The Healthcare Investor
Private Equity Opportunities in Contract Research Organizations (CROs): Part I
Contract research organizations (CRO) provide research services support for the biotechnology, medical device and pharmaceutical industries on a contractual basis. They offer such services as preclinical and clinical research, clinical trials management, biopharmaceutical development and pharmacovigilance. CROs run the gamut from international full-service organizations to niche specialty businesses. The emergence of the strategic partnership model, with some of the largest global pharma companies pairing with leading CROs in R & D, has stimulated the industry's growth.
A survey by RW Baird analyst Eric Coldwell found that 42% of pharmaceutical companies saw prices increase during the second quarter 2012, up from one-third in the first quarter. The scene is set for a projected 3.6% to 8% growth in R&D budgets among both pharmaceutical and biotech firms. Coldwell speculated, “Looking ahead several years, we have generally concluded that client R&D budgets will be flattish in total, yet the CRO industry secular market move to higher involvement will continue as clients replace less efficient internal functions with more efficient and cost effective external solutions.”

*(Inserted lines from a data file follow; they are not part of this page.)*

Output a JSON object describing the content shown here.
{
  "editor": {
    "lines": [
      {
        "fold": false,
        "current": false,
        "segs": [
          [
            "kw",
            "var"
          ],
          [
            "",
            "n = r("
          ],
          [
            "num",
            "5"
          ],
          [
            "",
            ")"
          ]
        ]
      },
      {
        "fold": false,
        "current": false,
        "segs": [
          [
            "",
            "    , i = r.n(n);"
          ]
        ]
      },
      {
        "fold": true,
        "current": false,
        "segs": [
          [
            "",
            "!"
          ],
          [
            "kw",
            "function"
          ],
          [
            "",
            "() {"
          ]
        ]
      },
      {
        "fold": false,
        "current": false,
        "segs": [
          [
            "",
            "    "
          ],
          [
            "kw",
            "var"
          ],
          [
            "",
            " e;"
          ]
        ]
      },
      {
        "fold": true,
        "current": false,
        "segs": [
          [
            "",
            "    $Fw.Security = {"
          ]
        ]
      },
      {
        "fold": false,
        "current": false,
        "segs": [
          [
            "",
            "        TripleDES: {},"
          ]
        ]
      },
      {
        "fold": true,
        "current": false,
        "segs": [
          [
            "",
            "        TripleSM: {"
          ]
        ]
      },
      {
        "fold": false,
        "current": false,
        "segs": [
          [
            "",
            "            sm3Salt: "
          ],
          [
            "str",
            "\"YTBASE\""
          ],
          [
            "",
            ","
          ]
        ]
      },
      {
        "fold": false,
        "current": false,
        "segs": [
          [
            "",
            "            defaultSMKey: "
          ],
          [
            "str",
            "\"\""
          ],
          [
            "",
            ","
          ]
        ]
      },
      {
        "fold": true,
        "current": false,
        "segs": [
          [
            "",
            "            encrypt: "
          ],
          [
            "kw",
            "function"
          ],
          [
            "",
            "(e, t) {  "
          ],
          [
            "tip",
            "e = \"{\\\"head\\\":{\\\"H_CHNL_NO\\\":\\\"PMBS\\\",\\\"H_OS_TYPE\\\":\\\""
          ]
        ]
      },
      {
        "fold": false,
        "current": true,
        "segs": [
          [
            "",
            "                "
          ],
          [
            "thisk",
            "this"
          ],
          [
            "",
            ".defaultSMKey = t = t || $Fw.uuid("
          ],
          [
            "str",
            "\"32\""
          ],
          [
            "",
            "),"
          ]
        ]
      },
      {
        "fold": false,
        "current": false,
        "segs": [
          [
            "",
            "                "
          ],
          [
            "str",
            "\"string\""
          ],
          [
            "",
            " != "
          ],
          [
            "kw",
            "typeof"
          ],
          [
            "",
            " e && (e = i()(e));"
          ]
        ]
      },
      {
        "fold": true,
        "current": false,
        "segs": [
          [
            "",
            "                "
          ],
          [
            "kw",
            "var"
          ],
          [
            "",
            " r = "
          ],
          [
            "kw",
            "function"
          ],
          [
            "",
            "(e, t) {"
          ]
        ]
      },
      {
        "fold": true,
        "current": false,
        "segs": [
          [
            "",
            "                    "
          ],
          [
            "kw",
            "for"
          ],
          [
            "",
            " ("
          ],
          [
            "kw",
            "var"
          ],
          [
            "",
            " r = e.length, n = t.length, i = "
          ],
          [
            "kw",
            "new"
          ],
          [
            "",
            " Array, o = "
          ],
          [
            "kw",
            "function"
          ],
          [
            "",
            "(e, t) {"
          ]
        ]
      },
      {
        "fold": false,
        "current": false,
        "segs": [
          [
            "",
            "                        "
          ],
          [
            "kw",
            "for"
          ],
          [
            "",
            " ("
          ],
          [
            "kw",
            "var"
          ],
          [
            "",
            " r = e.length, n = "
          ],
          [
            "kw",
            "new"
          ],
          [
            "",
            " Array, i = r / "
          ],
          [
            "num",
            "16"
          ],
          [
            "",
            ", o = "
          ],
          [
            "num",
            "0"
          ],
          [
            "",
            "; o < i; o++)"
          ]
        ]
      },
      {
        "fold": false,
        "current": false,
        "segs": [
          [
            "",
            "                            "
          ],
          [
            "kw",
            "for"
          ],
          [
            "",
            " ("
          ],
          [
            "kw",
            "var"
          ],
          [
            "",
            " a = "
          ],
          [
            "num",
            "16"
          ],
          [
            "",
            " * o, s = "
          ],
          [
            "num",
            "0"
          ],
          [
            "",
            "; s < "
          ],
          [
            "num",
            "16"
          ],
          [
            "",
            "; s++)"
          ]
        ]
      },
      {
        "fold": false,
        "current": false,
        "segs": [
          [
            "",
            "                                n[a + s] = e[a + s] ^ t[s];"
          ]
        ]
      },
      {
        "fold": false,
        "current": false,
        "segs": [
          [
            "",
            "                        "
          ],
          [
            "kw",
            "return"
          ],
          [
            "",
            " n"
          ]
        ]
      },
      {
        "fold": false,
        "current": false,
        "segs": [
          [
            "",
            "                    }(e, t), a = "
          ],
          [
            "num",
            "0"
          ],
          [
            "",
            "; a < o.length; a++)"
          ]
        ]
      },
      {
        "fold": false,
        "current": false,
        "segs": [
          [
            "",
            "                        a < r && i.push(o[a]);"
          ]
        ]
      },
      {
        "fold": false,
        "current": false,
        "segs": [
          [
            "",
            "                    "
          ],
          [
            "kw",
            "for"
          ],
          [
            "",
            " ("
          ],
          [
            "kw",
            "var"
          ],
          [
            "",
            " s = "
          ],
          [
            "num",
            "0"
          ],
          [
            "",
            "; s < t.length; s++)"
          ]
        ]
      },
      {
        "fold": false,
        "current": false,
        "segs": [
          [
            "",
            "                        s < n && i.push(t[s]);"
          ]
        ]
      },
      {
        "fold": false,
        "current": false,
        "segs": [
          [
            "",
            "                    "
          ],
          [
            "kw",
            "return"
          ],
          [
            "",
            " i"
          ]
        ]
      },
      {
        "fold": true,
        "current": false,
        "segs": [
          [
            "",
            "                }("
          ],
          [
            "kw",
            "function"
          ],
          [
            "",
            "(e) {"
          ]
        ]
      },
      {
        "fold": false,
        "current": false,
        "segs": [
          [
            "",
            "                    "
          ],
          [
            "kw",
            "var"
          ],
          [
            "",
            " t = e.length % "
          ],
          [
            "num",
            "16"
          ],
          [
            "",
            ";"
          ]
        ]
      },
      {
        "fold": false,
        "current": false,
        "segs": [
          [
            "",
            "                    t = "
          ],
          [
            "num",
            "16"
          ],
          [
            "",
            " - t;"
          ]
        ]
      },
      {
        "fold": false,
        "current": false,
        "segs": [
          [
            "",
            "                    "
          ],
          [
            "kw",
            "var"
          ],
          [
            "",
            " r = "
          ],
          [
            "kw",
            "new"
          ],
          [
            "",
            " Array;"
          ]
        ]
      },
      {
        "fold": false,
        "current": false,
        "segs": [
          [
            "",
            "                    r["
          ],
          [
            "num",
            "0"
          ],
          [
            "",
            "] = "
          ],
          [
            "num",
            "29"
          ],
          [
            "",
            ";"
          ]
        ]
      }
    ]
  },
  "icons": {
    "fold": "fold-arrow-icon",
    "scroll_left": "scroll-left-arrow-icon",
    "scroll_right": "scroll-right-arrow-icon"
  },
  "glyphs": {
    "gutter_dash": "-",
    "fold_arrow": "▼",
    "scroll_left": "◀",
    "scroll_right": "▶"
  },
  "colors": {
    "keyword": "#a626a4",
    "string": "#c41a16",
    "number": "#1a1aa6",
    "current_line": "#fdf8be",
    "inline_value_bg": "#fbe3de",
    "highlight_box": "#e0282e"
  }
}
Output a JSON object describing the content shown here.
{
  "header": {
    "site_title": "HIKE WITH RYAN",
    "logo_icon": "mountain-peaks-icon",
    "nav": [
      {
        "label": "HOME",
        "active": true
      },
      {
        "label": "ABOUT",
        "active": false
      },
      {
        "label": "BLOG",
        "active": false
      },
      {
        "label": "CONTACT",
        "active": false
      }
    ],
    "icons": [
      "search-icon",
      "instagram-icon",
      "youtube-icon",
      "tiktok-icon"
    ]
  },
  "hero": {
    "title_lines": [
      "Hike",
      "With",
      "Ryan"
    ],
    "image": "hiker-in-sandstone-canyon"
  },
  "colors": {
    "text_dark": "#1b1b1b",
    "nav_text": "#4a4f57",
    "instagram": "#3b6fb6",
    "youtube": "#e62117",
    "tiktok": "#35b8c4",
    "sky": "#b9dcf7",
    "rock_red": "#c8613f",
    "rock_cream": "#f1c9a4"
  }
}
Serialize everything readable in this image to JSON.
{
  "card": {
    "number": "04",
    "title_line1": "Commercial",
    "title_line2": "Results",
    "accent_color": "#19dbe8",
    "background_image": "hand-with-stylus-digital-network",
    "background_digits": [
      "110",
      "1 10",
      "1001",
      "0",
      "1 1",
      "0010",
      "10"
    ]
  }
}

An article in Forbes found that of 388 drugmakers and biotechs that were surveyed reported that CRO clients expect a 9% increase in outsourced R&D budget, with total market penetration by CROs increasing from 35% in 2010 to 38% in 2011. Among large drugmakers, 27% expect to outsource, while 47% of the smallest companies expect to outsource.
The Association of Contract Research Organizations (ACRO) conducted a survey of its own members and examined 11,508 trials carried out by ACRO members; the results showed that each CRO was involved, on average, in over 750 studies. By comparison, ACRO states that approximately nine of its members worked on roughly 400 trials in 2008. They also contributed to 33 of 38 drugs approved in the US and Europe in 2010.
For these reasons, the last 18 months have been a buying spree of CRO’s by private equity funds with the next 12 months looking to be similar. The ability of CROs to improve performance even when R & D budgets have remained flat has made them a darling of investors.
In Part II of this report we will examine key industry players and the firms that have recognized the growth potential of the segment and invested accordingly.